egypt related blah blah
Egypt is going to introduce nationwide cricket clubs. They are going to postpone all games until the teams are strong enough. Fans are expected to back clubs before they play any game. Before seeing how exciting the game is or which team has the better players.
That's why expecting us to back political parties and join them before they perform in parliament is rubbish.
The car used by Egypt's police to control crowds before and during the revolution has the brand IVECO written in silver on it's front grill.
It's a modified version of a diesel powered van produced by the company called the Iveco Daily.
Since I am currently unemployed and wasting my time following the thousand or so tweets that appear every hour on my twitter account.
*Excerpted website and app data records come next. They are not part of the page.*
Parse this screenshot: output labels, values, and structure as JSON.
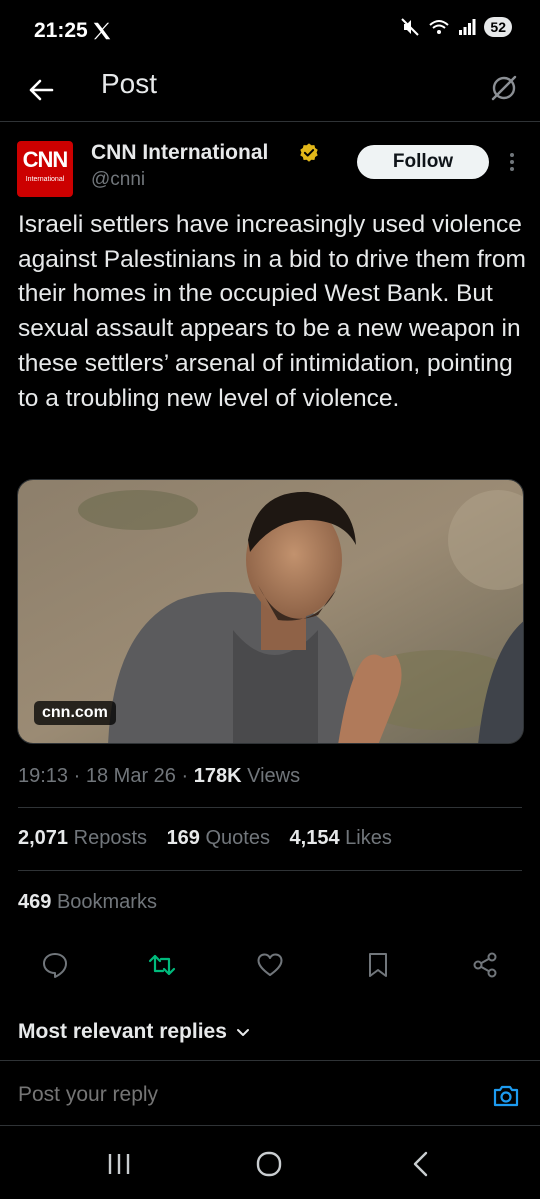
{
  "status_bar": {
    "time": "21:25",
    "battery": "52",
    "icons": [
      "x-logo-icon",
      "mute-icon",
      "wifi-icon",
      "signal-icon",
      "battery-icon"
    ]
  },
  "header": {
    "title": "Post",
    "back_icon": "arrow-left-icon",
    "right_icon": "grok-icon"
  },
  "post": {
    "avatar": {
      "logo_text": "CNN",
      "logo_subtext": "International"
    },
    "display_name": "CNN International",
    "handle": "@cnni",
    "follow_label": "Follow",
    "text": "Israeli settlers have increasingly used violence against Palestinians in a bid to drive them from their homes in the occupied West Bank. But sexual assault appears to be a new weapon in these settlers’ arsenal of intimidation, pointing to a troubling new level of violence.",
    "media": {
      "domain": "cnn.com"
    },
    "time": "19:13",
    "date": "18 Mar 26",
    "views_count": "178K",
    "views_label": "Views",
    "separator": "·"
  },
  "stats": {
    "reposts": {
      "count": "2,071",
      "label": "Reposts"
    },
    "quotes": {
      "count": "169",
      "label": "Quotes"
    },
    "likes": {
      "count": "4,154",
      "label": "Likes"
    },
    "bookmarks": {
      "count": "469",
      "label": "Bookmarks"
    }
  },
  "actions": [
    "reply-icon",
    "repost-icon",
    "like-icon",
    "bookmark-icon",
    "share-icon"
  ],
  "colors": {
    "repost_active": "#00ba7c",
    "link_blue": "#1d9bf0",
    "muted": "#71767b",
    "divider": "#2f3336",
    "cnn_red": "#cc0000"
  },
  "replies": {
    "filter_label": "Most relevant replies",
    "input_placeholder": "Post your reply"
  },
  "nav": [
    "recents-icon",
    "home-icon",
    "back-icon"
  ]
}
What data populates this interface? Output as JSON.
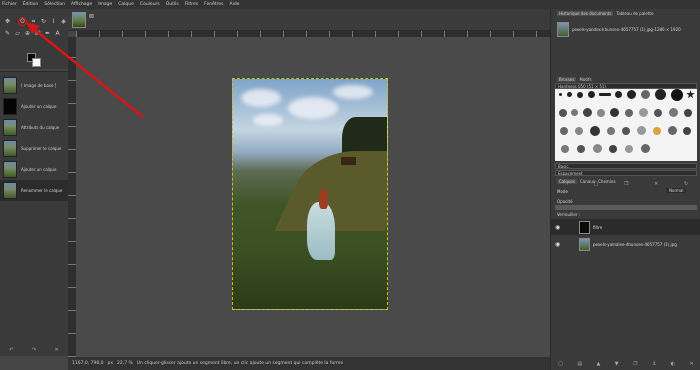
{
  "menu": [
    "Fichier",
    "Édition",
    "Sélection",
    "Affichage",
    "Image",
    "Calque",
    "Couleurs",
    "Outils",
    "Filtres",
    "Fenêtres",
    "Aide"
  ],
  "history": {
    "items": [
      {
        "label": "[ Image de base ]",
        "thumb": "photo"
      },
      {
        "label": "Ajouter un calque",
        "thumb": "black"
      },
      {
        "label": "Attributs du calque",
        "thumb": "photo"
      },
      {
        "label": "Supprimer le calque",
        "thumb": "photo"
      },
      {
        "label": "Ajouter un calque",
        "thumb": "photo"
      },
      {
        "label": "Renommer le calque",
        "thumb": "photo",
        "selected": true
      }
    ]
  },
  "status": {
    "coords": "1167,0, 798,0",
    "unit": "px",
    "zoom": "22,7 %",
    "message": "Un cliquer-glisser ajoute un segment libre, un clic ajoute un segment qui complète la forme"
  },
  "dock": {
    "top_tabs": [
      "Historique des documents",
      "Tableau de palette"
    ],
    "document_name": "pexels-yandex-khunsen-4657757 (1).jpg-1280 × 1920",
    "brush_tabs": [
      "Brosses",
      "Motifs"
    ],
    "brush_filter": "Hardness 050 (51 × 51)",
    "brush_tag": "Basic,",
    "brush_spacing": "Espacement",
    "layer_tabs": [
      "Calques",
      "Canaux",
      "Chemins"
    ],
    "mode_label": "Mode",
    "mode_value": "Normal",
    "opacity_label": "Opacité",
    "lock_label": "Verrouiller :",
    "layers": [
      {
        "name": "filtre",
        "selected": true
      },
      {
        "name": "pexels-yamalee-dhunsen-4657757 (1).jpg"
      }
    ]
  },
  "icons": {
    "active_tool": "free-select-lasso-icon",
    "annotation": "red-arrow-annotation"
  }
}
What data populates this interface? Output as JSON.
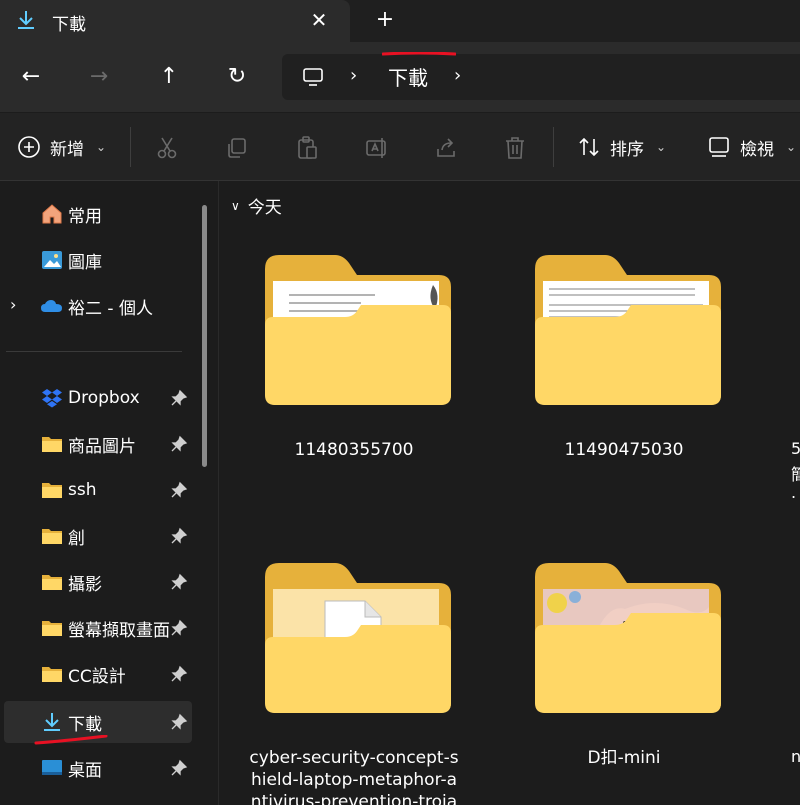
{
  "tab": {
    "title": "下載",
    "close": "✕",
    "new_tab": "+"
  },
  "nav": {
    "back": "←",
    "forward": "→",
    "up": "↑",
    "refresh": "↻",
    "separator": "›",
    "crumb": "下載"
  },
  "toolbar": {
    "new_label": "新增",
    "sort_label": "排序",
    "view_label": "檢視"
  },
  "sidebar": {
    "items": [
      {
        "label": "常用",
        "icon": "home-icon"
      },
      {
        "label": "圖庫",
        "icon": "gallery-icon"
      },
      {
        "label": "裕二 - 個人",
        "icon": "onedrive-icon"
      },
      {
        "label": "Dropbox",
        "icon": "dropbox-icon"
      },
      {
        "label": "商品圖片",
        "icon": "folder-icon"
      },
      {
        "label": "ssh",
        "icon": "folder-icon"
      },
      {
        "label": "創",
        "icon": "folder-icon"
      },
      {
        "label": "攝影",
        "icon": "folder-icon"
      },
      {
        "label": "螢幕擷取畫面",
        "icon": "folder-icon"
      },
      {
        "label": "CC設計",
        "icon": "folder-icon"
      },
      {
        "label": "下載",
        "icon": "download-icon"
      },
      {
        "label": "桌面",
        "icon": "desktop-icon"
      }
    ]
  },
  "content": {
    "group_label": "今天",
    "files": [
      {
        "name": "11480355700"
      },
      {
        "name": "11490475030"
      },
      {
        "name_lines": [
          "cyber-security-concept-s",
          "hield-laptop-metaphor-a",
          "ntivirus-prevention-troja"
        ]
      },
      {
        "name": "D扣-mini"
      }
    ],
    "edge_texts": [
      "5",
      "簡",
      ".",
      "n"
    ]
  },
  "colors": {
    "accent": "#60cdff",
    "folder_back": "#e6b13b",
    "folder_front": "#ffd766",
    "annotation_red": "#e81123"
  }
}
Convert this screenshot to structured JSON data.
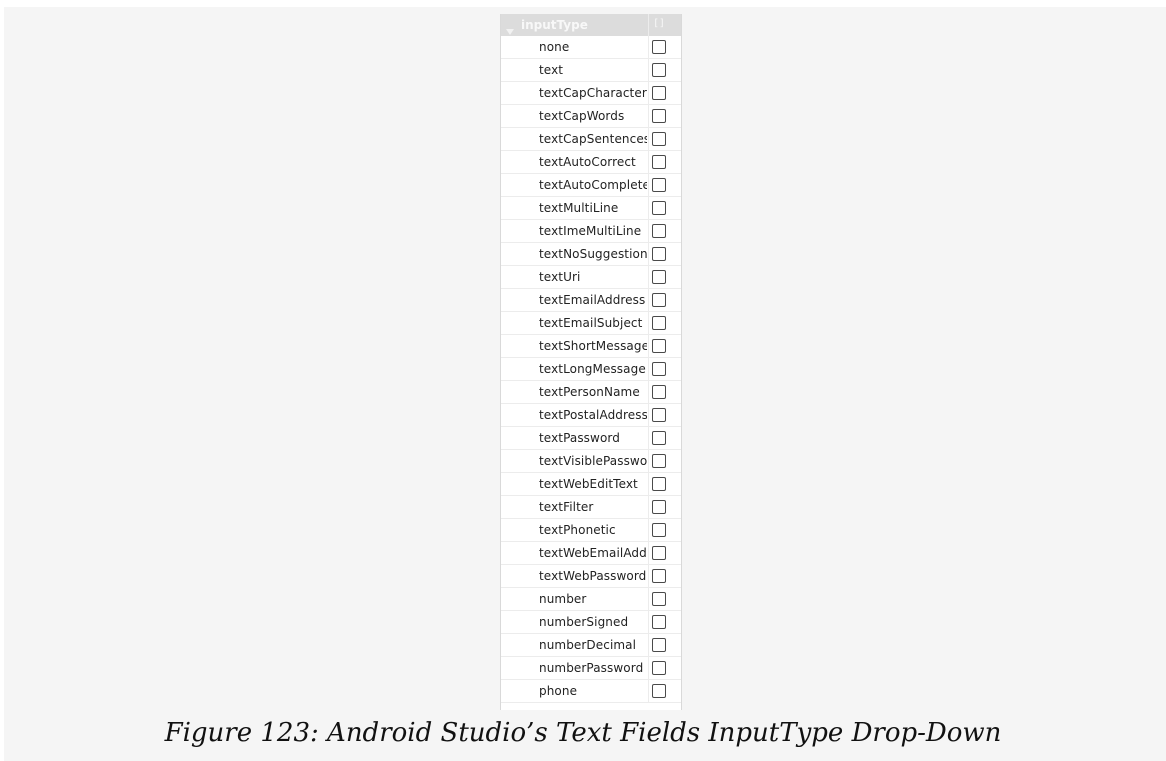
{
  "panel": {
    "header": {
      "title": "inputType",
      "value": "[]",
      "expand_icon": "triangle-down-icon"
    },
    "options": [
      {
        "label": "none",
        "checked": false
      },
      {
        "label": "text",
        "checked": false
      },
      {
        "label": "textCapCharacter",
        "checked": false
      },
      {
        "label": "textCapWords",
        "checked": false
      },
      {
        "label": "textCapSentences",
        "checked": false
      },
      {
        "label": "textAutoCorrect",
        "checked": false
      },
      {
        "label": "textAutoComplete",
        "checked": false
      },
      {
        "label": "textMultiLine",
        "checked": false
      },
      {
        "label": "textImeMultiLine",
        "checked": false
      },
      {
        "label": "textNoSuggestion",
        "checked": false
      },
      {
        "label": "textUri",
        "checked": false
      },
      {
        "label": "textEmailAddress",
        "checked": false
      },
      {
        "label": "textEmailSubject",
        "checked": false
      },
      {
        "label": "textShortMessage",
        "checked": false
      },
      {
        "label": "textLongMessage",
        "checked": false
      },
      {
        "label": "textPersonName",
        "checked": false
      },
      {
        "label": "textPostalAddress",
        "checked": false
      },
      {
        "label": "textPassword",
        "checked": false
      },
      {
        "label": "textVisiblePasswo",
        "checked": false
      },
      {
        "label": "textWebEditText",
        "checked": false
      },
      {
        "label": "textFilter",
        "checked": false
      },
      {
        "label": "textPhonetic",
        "checked": false
      },
      {
        "label": "textWebEmailAddr",
        "checked": false
      },
      {
        "label": "textWebPassword",
        "checked": false
      },
      {
        "label": "number",
        "checked": false
      },
      {
        "label": "numberSigned",
        "checked": false
      },
      {
        "label": "numberDecimal",
        "checked": false
      },
      {
        "label": "numberPassword",
        "checked": false
      },
      {
        "label": "phone",
        "checked": false
      }
    ]
  },
  "caption": "Figure 123: Android Studio’s Text Fields InputType Drop-Down"
}
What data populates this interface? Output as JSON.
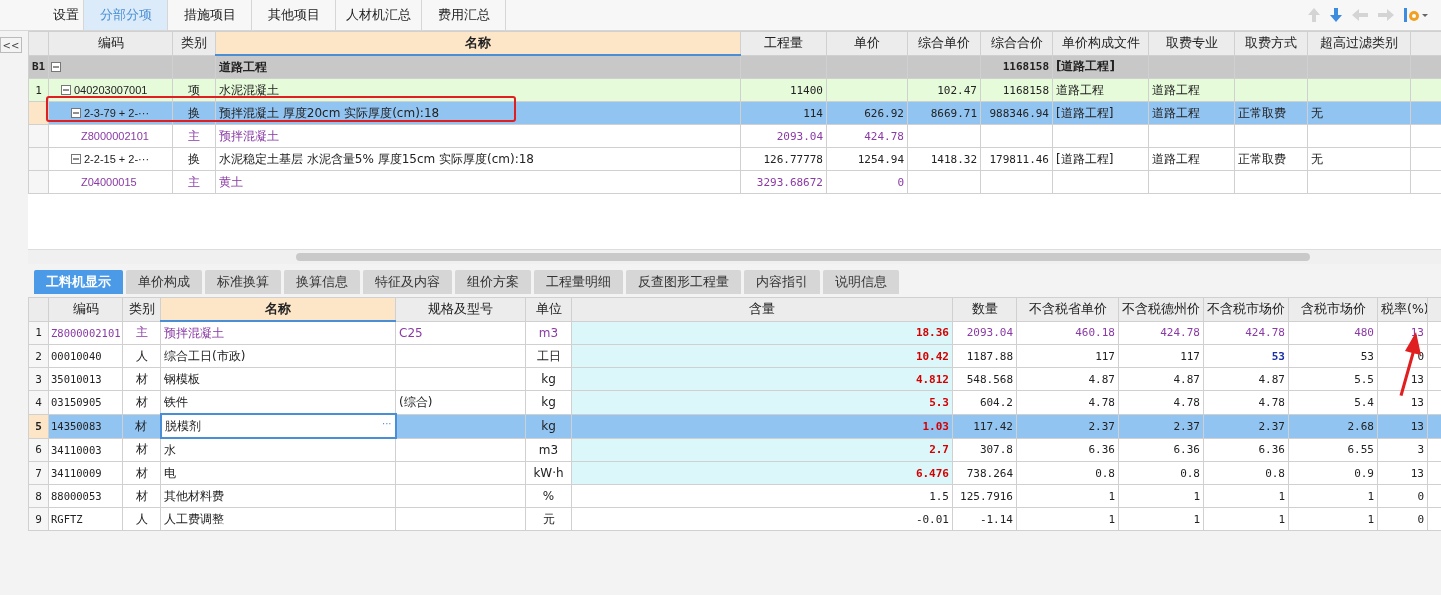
{
  "top_tabs": [
    {
      "label": "设置",
      "selected": false
    },
    {
      "label": "分部分项",
      "selected": true
    },
    {
      "label": "措施项目",
      "selected": false
    },
    {
      "label": "其他项目",
      "selected": false
    },
    {
      "label": "人材机汇总",
      "selected": false
    },
    {
      "label": "费用汇总",
      "selected": false
    }
  ],
  "sidebar": {
    "collapse_button": "<<"
  },
  "top_table": {
    "columns": [
      "编码",
      "类别",
      "名称",
      "工程量",
      "单价",
      "综合单价",
      "综合合价",
      "单价构成文件",
      "取费专业",
      "取费方式",
      "超高过滤类别"
    ],
    "rows": [
      {
        "kind": "group",
        "number": "B1",
        "expanded": true,
        "selected": false,
        "name": "道路工程",
        "comp_total": "1168158",
        "price_file": "[道路工程]",
        "children": [
          {
            "kind": "item",
            "number": "1",
            "expanded": true,
            "selected": false,
            "code": "040203007001",
            "type": "项",
            "name": "水泥混凝土",
            "quantity": "11400",
            "comp_unit_price": "102.47",
            "comp_total": "1168158",
            "price_file": "道路工程",
            "fee_specialty": "道路工程",
            "children": [
              {
                "kind": "sub",
                "expanded": true,
                "selected": true,
                "code": "2-3-79 + 2-···",
                "type": "换",
                "name": "预拌混凝土 厚度20cm  实际厚度(cm):18",
                "quantity": "114",
                "unit_price": "626.92",
                "comp_unit_price": "8669.71",
                "comp_total": "988346.94",
                "price_file": "[道路工程]",
                "fee_specialty": "道路工程",
                "fee_method": "正常取费",
                "filter_type": "无",
                "children": [
                  {
                    "kind": "material",
                    "selected": false,
                    "code": "Z8000002101",
                    "type": "主",
                    "name": "预拌混凝土",
                    "quantity": "2093.04",
                    "unit_price": "424.78"
                  }
                ]
              },
              {
                "kind": "sub",
                "expanded": true,
                "selected": false,
                "code": "2-2-15 + 2-···",
                "type": "换",
                "name": "水泥稳定土基层 水泥含量5% 厚度15cm  实际厚度(cm):18",
                "quantity": "126.77778",
                "unit_price": "1254.94",
                "comp_unit_price": "1418.32",
                "comp_total": "179811.46",
                "price_file": "[道路工程]",
                "fee_specialty": "道路工程",
                "fee_method": "正常取费",
                "filter_type": "无",
                "children": [
                  {
                    "kind": "material",
                    "selected": false,
                    "code": "Z04000015",
                    "type": "主",
                    "name": "黄土",
                    "quantity": "3293.68672",
                    "unit_price": "0"
                  }
                ]
              }
            ]
          }
        ]
      }
    ]
  },
  "bottom_tabs": [
    {
      "label": "工料机显示",
      "selected": true
    },
    {
      "label": "单价构成",
      "selected": false
    },
    {
      "label": "标准换算",
      "selected": false
    },
    {
      "label": "换算信息",
      "selected": false
    },
    {
      "label": "特征及内容",
      "selected": false
    },
    {
      "label": "组价方案",
      "selected": false
    },
    {
      "label": "工程量明细",
      "selected": false
    },
    {
      "label": "反查图形工程量",
      "selected": false
    },
    {
      "label": "内容指引",
      "selected": false
    },
    {
      "label": "说明信息",
      "selected": false
    }
  ],
  "bottom_table": {
    "edit_button": "···",
    "columns": [
      "编码",
      "类别",
      "名称",
      "规格及型号",
      "单位",
      "含量",
      "数量",
      "不含税省单价",
      "不含税德州价",
      "不含税市场价",
      "含税市场价",
      "税率(%)"
    ],
    "rows": [
      {
        "kind": "main",
        "selected": false,
        "number": "1",
        "code": "Z8000002101",
        "type": "主",
        "name": "预拌混凝土",
        "spec": "C25",
        "unit": "m3",
        "content": "18.36",
        "amount": "2093.04",
        "prov_price": "460.18",
        "city_price": "424.78",
        "market_price": "424.78",
        "market_adjusted": false,
        "taxed_price": "480",
        "tax_rate": "13"
      },
      {
        "kind": "resource",
        "selected": false,
        "number": "2",
        "code": "00010040",
        "type": "人",
        "name": "综合工日(市政)",
        "unit": "工日",
        "content": "10.42",
        "amount": "1187.88",
        "prov_price": "117",
        "city_price": "117",
        "market_price": "53",
        "market_adjusted": true,
        "taxed_price": "53",
        "tax_rate": "0"
      },
      {
        "kind": "resource",
        "selected": false,
        "number": "3",
        "code": "35010013",
        "type": "材",
        "name": "钢模板",
        "unit": "kg",
        "content": "4.812",
        "amount": "548.568",
        "prov_price": "4.87",
        "city_price": "4.87",
        "market_price": "4.87",
        "market_adjusted": false,
        "taxed_price": "5.5",
        "tax_rate": "13"
      },
      {
        "kind": "resource",
        "selected": false,
        "number": "4",
        "code": "03150905",
        "type": "材",
        "name": "铁件",
        "spec": "(综合)",
        "unit": "kg",
        "content": "5.3",
        "amount": "604.2",
        "prov_price": "4.78",
        "city_price": "4.78",
        "market_price": "4.78",
        "market_adjusted": false,
        "taxed_price": "5.4",
        "tax_rate": "13"
      },
      {
        "kind": "resource",
        "selected": true,
        "number": "5",
        "code": "14350083",
        "type": "材",
        "name": "脱模剂",
        "unit": "kg",
        "content": "1.03",
        "amount": "117.42",
        "prov_price": "2.37",
        "city_price": "2.37",
        "market_price": "2.37",
        "market_adjusted": false,
        "taxed_price": "2.68",
        "tax_rate": "13"
      },
      {
        "kind": "resource",
        "selected": false,
        "number": "6",
        "code": "34110003",
        "type": "材",
        "name": "水",
        "unit": "m3",
        "content": "2.7",
        "amount": "307.8",
        "prov_price": "6.36",
        "city_price": "6.36",
        "market_price": "6.36",
        "market_adjusted": false,
        "taxed_price": "6.55",
        "tax_rate": "3"
      },
      {
        "kind": "resource",
        "selected": false,
        "number": "7",
        "code": "34110009",
        "type": "材",
        "name": "电",
        "unit": "kW·h",
        "content": "6.476",
        "amount": "738.264",
        "prov_price": "0.8",
        "city_price": "0.8",
        "market_price": "0.8",
        "market_adjusted": false,
        "taxed_price": "0.9",
        "tax_rate": "13"
      },
      {
        "kind": "fee",
        "selected": false,
        "number": "8",
        "code": "88000053",
        "type": "材",
        "name": "其他材料费",
        "unit": "%",
        "content": "1.5",
        "amount": "125.7916",
        "prov_price": "1",
        "city_price": "1",
        "market_price": "1",
        "market_adjusted": false,
        "taxed_price": "1",
        "tax_rate": "0"
      },
      {
        "kind": "fee",
        "selected": false,
        "number": "9",
        "code": "RGFTZ",
        "type": "人",
        "name": "人工费调整",
        "unit": "元",
        "content": "-0.01",
        "amount": "-1.14",
        "prov_price": "1",
        "city_price": "1",
        "market_price": "1",
        "market_adjusted": false,
        "taxed_price": "1",
        "tax_rate": "0"
      }
    ]
  }
}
I decided to spend time with my father getting paperwork related to several court cases done. These cases happen to be in Minya and they are related to few areas of land he refuses to give up.
The first post-Jan25 change noticeable is that in almost all villages you can see murals and graffiti honouring the martyrs and the youth of the revolution. The other thing, are the remains of illegal building on agricultural land, appearing as heap of broken down fresh white bricks in the middle of the green areas.
In the city of Minya, there are more visible signs of the state we are in. Empty hotels, intricate murals in English and Arabic about freedom, the martyrs and Egypt in all colours, army in front of government buildings, paid ads about the revolution asking people to say no to vandalism and one of the main squares in the city renamed from Midan Suzan Mubarak to Midan Shohada2(martyrs) 25 Jan. Probably renamed by the same governor who earlier renamed half of the city to Suzan Mubarak. Minya is the birthplace of the former first lady.
Otherwise, Minya didn't change much and what we've lived through in the past 3 months was mostly watched on TV. Except perhaps on the Jan 28th, I saw an armoured CSF vehicle with hundreds of tiny dents on it's body from stone throwing. Interestingly, the constant threat of thug attacks was very limited or unfelt.
What was more interesting is spending an afternoon discussing politics with people in the village of Rehana. Here is a quick summary in bullet points:
- Village men, some illiterate, understand politics more than people in Cairo expect them to be.
- Anyone affiliated to NDP and surprisingly the Muslim Brotherhood now have very little popularity.
Two deplorable acts of violence occurred in the past two or three days against a priest who was stabbed to death in Assiut and a house owned by a Bahaai family was set alight in Sohag. The details of both events are still not known, yet people started to point blame.
This a very quick translation of this video testimony that was sent to me. I think it is very important and moving.
The video is slightly graphic near the end.
My name is Mohammed el-Faramawy
I joined the marches on the Friday of Anger on the 28th of January. I had a first aid bag on my back, I took it with me to Tahrir square to treat the injured, at around 1 the army entered.
We were near the Shoura council and the army asked us to let a group of anti-riot policemen, they told us the policemen were afraid and we should let them pass so they can join other policemen near the ministry of interior so they can retreat and go back home as a group.
We made a cordon, so they can pass safely. They passed while we greeted them. As soon as they reached the other end, their police officer gave them ammunition and order them to shoot us in the back. They started shooting at everyone.
I ran, I ran with a colleagues and hid in Shoura council. We entered and security told us to hide in there and not to be afraid but from across the other end of the council someone related to the ministry of interior pointed his gun and told us to run away right now and leave or he will start shooting. We told him that they are shooting live ammunition and if we go back we will be shot.
He said I'll kill you and started shooting. We all ran away.
While running a police officer stopped us and told us to raise our arms and give him our backs. He had a shot gun. Suddenly, while giving him our backs I saw the man in front of me with a hole in his back and he dropped down dead in front of. He was martyred.
Afterwards, I tried to run away. A bullet entered my left hip. I fell to the ground and all my fellow protesters fell on top of me, exactly like dominoes or chickens falling on top of each others.
AlJazeera English Inside Story aired a 25 minutes interview with psychiatrist Dr. Ahmed Okasha, Hisham Safie Eldin a former police officer and Wael Omar a film maker about torture and the relationship between people and the police.
The program showed some footage of police officers and policemen protesting in the past few days. But didn't interview anyone from El Nadim centre for rehabilitation of victims of torture, which is the only centre in Egypt that worked in psychological and medical rehabilitation of victims of torture and police violence, documented incidents of torture through tens of publications and provides legal aid n(I worked there for 3 years).
Not even anyone from any human rights organisation who may have worked with victims of torture was interviewed.
This made the program overlook many aspects of why torture is systematic in the country and didn't mention any of the reports of torture in the hands of the military police that are being reported in the past few weeks.
Dr. Okasha attributed the problems to lack of trust between people and the police due to the previous practices of the police in the past. And that some officers enjoyed the torture as a form of sadism. He also went on saying that torture is enjoyable to torturers because of opiates released in the brain and so on.